    I want my dogs to bark when someone knocks on my door! It means someone, most likely a stranger is on my property, and my dog’s property. My home is part of my dog’s territory, and they will bark when someone invades it.
    They are supposed to alert me to it.
    Oh, I don’t have a doorbell, so it has to be a knock, and dogs hate those!

  11. Mrs.Thompson on February 24, 2013

    I will definitely try this for at home.
    my issue is in the car, if either my husband or I leave the car, or a dog is nearby, my dog goes ballistic.
    He even knows he shouldn’t and will stay away from us so he can continue to bark.
    If you have any suggestions please let me know.
    thank you for this excellent blog.
    Also, my dog is a golden retriever mix.

  12. Terry on March 1, 2013

    We adopted a chihuahua/Rottweiler mix who can be very excitable. We live in an apartment building with multiple roommates, we have visitors at all hours, and he started barking at most all of them, especially in the evening.

    I’m gonna try these tips to teach him not to bark so much, not just for the sake of my neighbors, but for his, too.

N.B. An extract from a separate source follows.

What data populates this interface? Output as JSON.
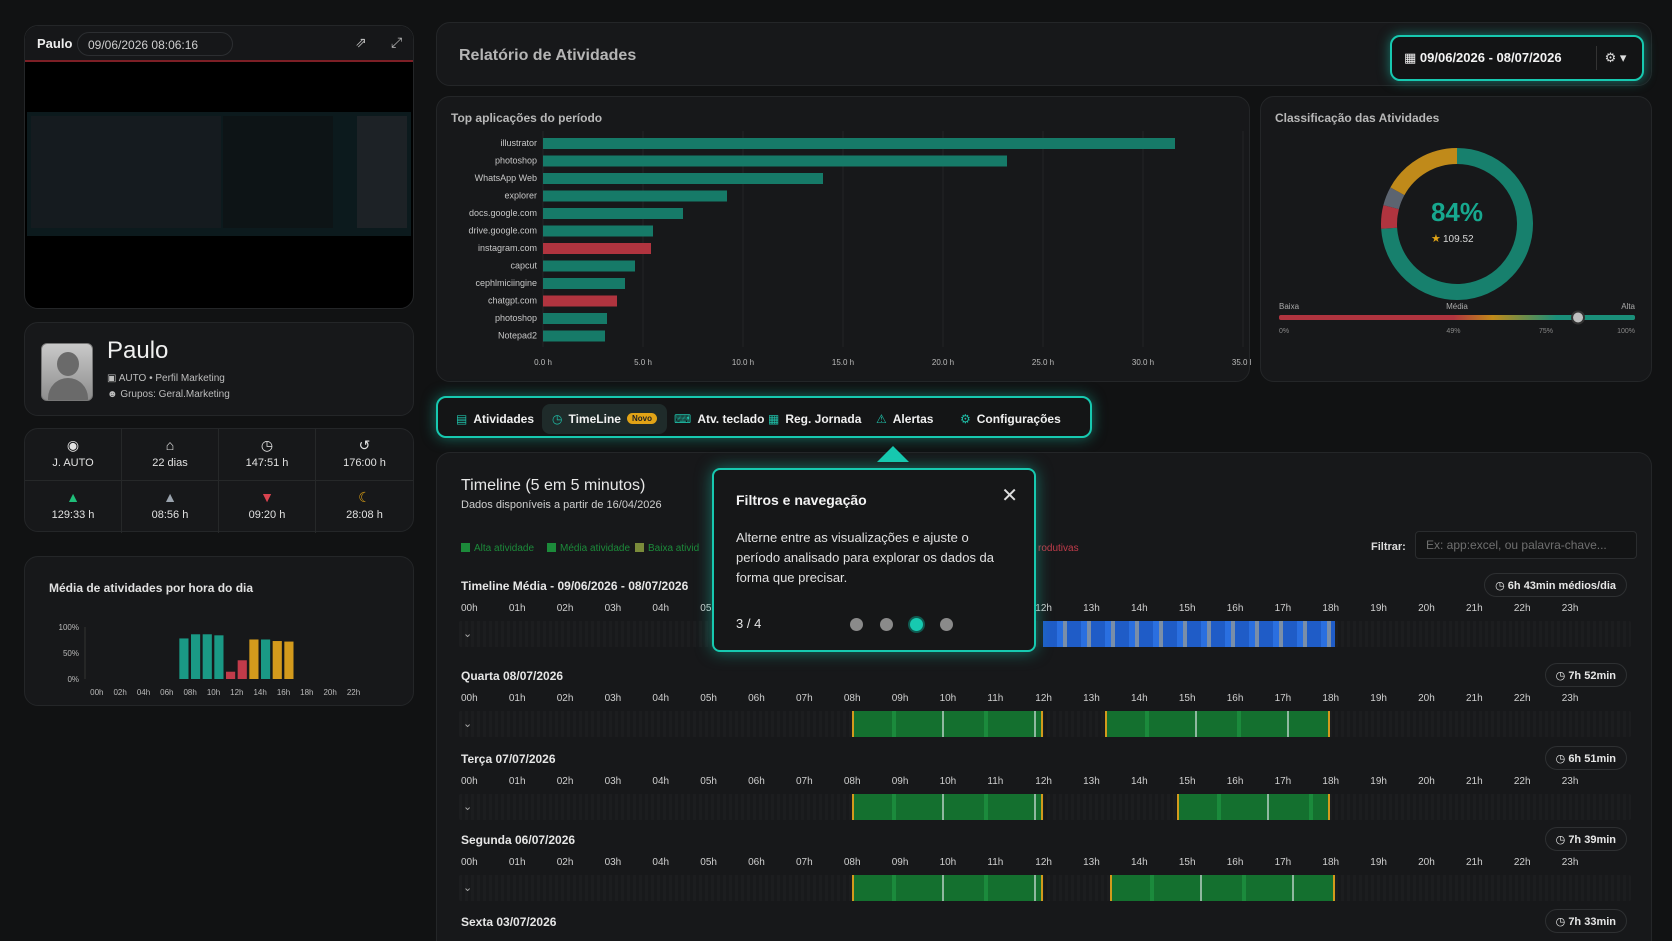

I don’t want him to be so anxious. We have lots of friends, he should be his friends, too!

  13. Krista on July 19, 2016

    My dog is shepherd he’s always on protective mode and barks at anything that gets too close to our door and even outside if people gets to close.

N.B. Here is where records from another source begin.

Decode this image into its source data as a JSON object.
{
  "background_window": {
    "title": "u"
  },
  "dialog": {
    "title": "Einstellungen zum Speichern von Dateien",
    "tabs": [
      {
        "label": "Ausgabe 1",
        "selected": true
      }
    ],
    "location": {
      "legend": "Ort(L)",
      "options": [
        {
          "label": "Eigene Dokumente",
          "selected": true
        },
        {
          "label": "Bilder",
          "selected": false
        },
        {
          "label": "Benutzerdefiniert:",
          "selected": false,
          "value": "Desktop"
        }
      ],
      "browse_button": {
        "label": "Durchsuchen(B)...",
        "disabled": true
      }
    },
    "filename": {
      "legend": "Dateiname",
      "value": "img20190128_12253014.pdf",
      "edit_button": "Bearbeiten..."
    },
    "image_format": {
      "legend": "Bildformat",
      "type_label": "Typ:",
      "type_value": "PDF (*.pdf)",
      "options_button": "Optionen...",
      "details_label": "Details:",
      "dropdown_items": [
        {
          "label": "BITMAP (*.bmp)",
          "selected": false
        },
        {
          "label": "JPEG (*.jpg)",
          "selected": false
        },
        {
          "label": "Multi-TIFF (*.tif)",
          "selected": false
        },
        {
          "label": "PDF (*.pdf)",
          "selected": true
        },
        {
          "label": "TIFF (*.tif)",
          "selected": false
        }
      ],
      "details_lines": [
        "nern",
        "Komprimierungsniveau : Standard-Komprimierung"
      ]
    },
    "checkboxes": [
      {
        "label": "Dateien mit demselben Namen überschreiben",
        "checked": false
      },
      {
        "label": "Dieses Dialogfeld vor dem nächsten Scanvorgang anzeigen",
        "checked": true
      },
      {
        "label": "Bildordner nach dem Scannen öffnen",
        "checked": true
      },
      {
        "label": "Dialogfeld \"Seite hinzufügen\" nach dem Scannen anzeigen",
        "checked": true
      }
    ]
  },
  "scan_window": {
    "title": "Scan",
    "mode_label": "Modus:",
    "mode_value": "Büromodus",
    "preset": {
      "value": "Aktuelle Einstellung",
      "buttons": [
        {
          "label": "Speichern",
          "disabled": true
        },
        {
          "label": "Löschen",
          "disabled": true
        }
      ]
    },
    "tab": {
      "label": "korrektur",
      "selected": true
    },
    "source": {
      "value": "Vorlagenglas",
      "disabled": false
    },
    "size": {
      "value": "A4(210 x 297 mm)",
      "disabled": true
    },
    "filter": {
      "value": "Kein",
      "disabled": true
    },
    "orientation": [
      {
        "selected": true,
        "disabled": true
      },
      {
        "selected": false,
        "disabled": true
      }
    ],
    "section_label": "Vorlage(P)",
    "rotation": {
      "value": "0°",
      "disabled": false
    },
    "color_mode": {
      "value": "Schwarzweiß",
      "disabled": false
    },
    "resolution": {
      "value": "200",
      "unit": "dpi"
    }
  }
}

  14. Cecily Hunter on July 19, 2016

    This is very useful! We have a (new) very reactive gilr who not only barks but charges while barking. We have not been able to solicit enough help to practice changing her behavior. It had not occured to use to do “fake” visits! duh!

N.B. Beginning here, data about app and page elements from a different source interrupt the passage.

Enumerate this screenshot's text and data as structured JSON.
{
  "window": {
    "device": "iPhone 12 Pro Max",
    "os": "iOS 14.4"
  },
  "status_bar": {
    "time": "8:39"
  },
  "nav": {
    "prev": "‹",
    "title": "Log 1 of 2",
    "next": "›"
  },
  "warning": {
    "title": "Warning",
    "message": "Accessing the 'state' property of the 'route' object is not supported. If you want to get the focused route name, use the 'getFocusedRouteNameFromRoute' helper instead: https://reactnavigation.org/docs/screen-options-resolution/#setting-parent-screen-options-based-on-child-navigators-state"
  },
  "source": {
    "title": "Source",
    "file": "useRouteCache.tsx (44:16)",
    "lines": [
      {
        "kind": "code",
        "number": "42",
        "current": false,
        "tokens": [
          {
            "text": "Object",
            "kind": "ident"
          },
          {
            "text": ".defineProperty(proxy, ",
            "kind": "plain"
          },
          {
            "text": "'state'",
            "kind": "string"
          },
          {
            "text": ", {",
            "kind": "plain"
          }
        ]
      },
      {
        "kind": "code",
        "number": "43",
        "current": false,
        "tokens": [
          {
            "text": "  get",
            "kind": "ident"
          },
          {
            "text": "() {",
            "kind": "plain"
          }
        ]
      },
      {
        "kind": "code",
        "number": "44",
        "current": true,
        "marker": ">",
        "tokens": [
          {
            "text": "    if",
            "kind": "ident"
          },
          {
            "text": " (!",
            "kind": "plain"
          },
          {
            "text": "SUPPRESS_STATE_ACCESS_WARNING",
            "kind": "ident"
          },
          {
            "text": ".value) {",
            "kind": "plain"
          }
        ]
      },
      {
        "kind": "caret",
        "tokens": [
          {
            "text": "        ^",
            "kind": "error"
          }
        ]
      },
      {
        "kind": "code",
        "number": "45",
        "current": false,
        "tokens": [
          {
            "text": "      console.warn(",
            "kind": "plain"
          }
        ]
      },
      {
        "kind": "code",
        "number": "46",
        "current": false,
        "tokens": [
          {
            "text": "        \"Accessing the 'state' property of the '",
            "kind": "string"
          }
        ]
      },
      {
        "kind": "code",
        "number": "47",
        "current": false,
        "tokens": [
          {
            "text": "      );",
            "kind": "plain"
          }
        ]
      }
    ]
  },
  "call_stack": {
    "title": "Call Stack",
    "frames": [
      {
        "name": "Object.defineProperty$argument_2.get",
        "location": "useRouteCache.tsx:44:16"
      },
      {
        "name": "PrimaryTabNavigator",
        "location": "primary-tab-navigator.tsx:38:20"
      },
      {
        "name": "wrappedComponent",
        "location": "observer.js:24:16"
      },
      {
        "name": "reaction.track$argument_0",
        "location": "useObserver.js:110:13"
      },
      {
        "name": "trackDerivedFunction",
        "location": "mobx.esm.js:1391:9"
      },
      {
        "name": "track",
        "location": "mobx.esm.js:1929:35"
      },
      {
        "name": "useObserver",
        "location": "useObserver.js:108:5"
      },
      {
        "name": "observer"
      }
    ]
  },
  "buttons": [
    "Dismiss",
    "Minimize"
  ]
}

  15. Diana on July 20, 2016

    my son has a 3 1/2 year old cockapoo, great dog, can walk off leash, very gentle, listens well, no accidents in the house at all, unless he leaves for work or other activities. He has tried putting the dog in a smaller crate so he only has room to turn around, gives him toys, walks him, puts out to potty before he leaves, and every single time the dog pees in crate. Tried putting him in bathroom on a squishy dog bed that he loves and puts up baby gate, the dog pees. My son just doesn’t know what he can do to stop this behavior.

  16. Connie and Rick on November 20, 2016

    I would love to know just where in my house, you are hiding – because every post you send seems to fit what we are experiencing with our pup at that moment. Just yesterday, my husband and I were saying that we needed to practice the doorbell ringing. We have an 8 1/2 month dobe, Julie – and I have a feeling that she and your Remy are a great deal alike! Thanks for all of the advice you have sent!! We’re trying hard……… LOL Julie is going to be a great dog, some day!

  17. Sharon on November 20, 2016

    We have 5 dogs. Every one of them knows how to do this individually, but when they are all together mob rule takes over. Short of always having 5 friends (one per dog) to help with door greetings, any other ideas?

  18. katherine on November 21, 2016

    Good tips. When coco here’s the doorbell which plays songs she goes nuts and runs to the door. I tell her ok now go to your room and she knows to go lay on her bed. She also knows if it is family or a friend she can come out after a couple of minutes. If its the maintenance person to fix something in the apartment she will stay on her bed until he leaves or I call her. Most of the time we don’t close the door to her room. If there is ever a dangerous situation that may occur she would come out and protect family members. She is very alert and what he’s everything